The Fashion calendar is divided into four main factions: Spring/Summer, Pre-Fall, Fall/Winter and Resort. Most designers create brand new collections for each of these seasonal subsets. While Spring/Summer and Fall/Winter are considered the biggest seasons for designers, Pre-Fall carries a great deal of weight, as well. Pre-Fall collections stand out from others in several ways, making them a very distinct subset for any fashion designer.
A Pre-Fall collection comes directly before a designer’s Fall/Winter collection. Pre-Fall collections are generally smaller in depth and breadth than Fall/Winter and Spring/Summer collections. Pre-Fall collections give editors, stylists and buyers a glimpse into the designer’s current aesthetic and inspiration, which allows for more editorial and styling opportunities, meaning more potential exposure for each designer.
Showing Pre-Fall Collections
Spring/Summer and Fall/Winter collections are shown during what the industry calls Fashion Week. Fashion Week, which is held in several major cities, is a structured, scheduled showing of collections. Unlike Fashion Week, Pre-Fall collections don't all come out on certain dates. Typically, collections trickle out in January as designers have completed them. While some larger labels may choose to hold runway shows or presentations, most designers opt to photograph pieces and circulate them to the press in lieu of holding official runway shows.
When They Hit Stores
Spring/Summer pieces generally land in stores in February, while Fall/Winter items hit in September. Pre-Fall pieces typically start selling for retail anywhere from May to July, bridging the gap between summer and fall for retailers. Because certain climates don't warm until later in the summer, many sturdier pieces can also be worn right away. Pre-Fall collections don’t just include cold-weather clothing -- fall and winter pieces are produced, but collections will also contain breezy pieces that are wearable during the summer months.

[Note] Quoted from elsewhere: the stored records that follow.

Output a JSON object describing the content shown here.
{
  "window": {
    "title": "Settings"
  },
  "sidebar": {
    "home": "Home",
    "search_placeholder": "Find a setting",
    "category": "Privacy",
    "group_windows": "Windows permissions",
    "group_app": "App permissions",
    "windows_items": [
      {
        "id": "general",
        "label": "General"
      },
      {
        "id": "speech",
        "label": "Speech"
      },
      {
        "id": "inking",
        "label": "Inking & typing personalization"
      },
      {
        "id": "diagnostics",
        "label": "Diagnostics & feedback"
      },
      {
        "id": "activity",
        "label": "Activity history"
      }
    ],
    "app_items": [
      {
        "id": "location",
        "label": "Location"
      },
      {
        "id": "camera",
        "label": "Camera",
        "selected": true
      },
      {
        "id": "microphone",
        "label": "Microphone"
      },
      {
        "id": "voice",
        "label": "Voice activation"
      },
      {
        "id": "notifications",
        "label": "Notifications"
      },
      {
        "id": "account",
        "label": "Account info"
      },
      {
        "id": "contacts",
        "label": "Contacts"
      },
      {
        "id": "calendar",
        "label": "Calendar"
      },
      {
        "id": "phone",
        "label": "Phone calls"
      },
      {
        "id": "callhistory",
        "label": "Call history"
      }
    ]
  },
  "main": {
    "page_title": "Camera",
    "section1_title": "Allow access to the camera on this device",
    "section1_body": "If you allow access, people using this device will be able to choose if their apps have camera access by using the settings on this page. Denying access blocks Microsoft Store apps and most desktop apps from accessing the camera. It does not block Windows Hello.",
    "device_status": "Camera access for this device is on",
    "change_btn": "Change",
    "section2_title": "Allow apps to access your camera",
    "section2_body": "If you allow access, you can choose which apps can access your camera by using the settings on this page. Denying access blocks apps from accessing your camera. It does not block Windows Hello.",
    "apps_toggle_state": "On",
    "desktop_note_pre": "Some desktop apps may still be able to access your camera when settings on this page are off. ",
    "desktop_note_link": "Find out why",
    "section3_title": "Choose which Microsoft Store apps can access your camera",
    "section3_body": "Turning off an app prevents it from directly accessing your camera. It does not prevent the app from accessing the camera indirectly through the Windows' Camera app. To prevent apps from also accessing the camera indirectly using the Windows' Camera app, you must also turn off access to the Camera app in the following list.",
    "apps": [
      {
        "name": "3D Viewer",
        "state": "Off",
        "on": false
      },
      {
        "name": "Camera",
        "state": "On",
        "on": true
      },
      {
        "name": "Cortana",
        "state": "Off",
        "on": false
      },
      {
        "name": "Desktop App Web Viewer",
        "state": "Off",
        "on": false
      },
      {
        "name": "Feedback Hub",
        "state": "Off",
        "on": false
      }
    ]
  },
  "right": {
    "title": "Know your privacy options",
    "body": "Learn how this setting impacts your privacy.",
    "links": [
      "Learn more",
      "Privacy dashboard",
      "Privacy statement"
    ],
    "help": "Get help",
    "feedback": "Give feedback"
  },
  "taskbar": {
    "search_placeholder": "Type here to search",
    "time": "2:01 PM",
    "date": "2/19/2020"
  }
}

Designers like to save big, over-the-top and avant-garde pieces for runway shows. Because Pre-Fall collections typically don’t include runway shows, the pieces designed tend to be more commercial, meaning they’re easier to wear. Because commercial pieces are also easier to sell, Pre-Fall collections have become huge money makers for several brands, allowing them to produce pieces that are easy for the average consumer to digest.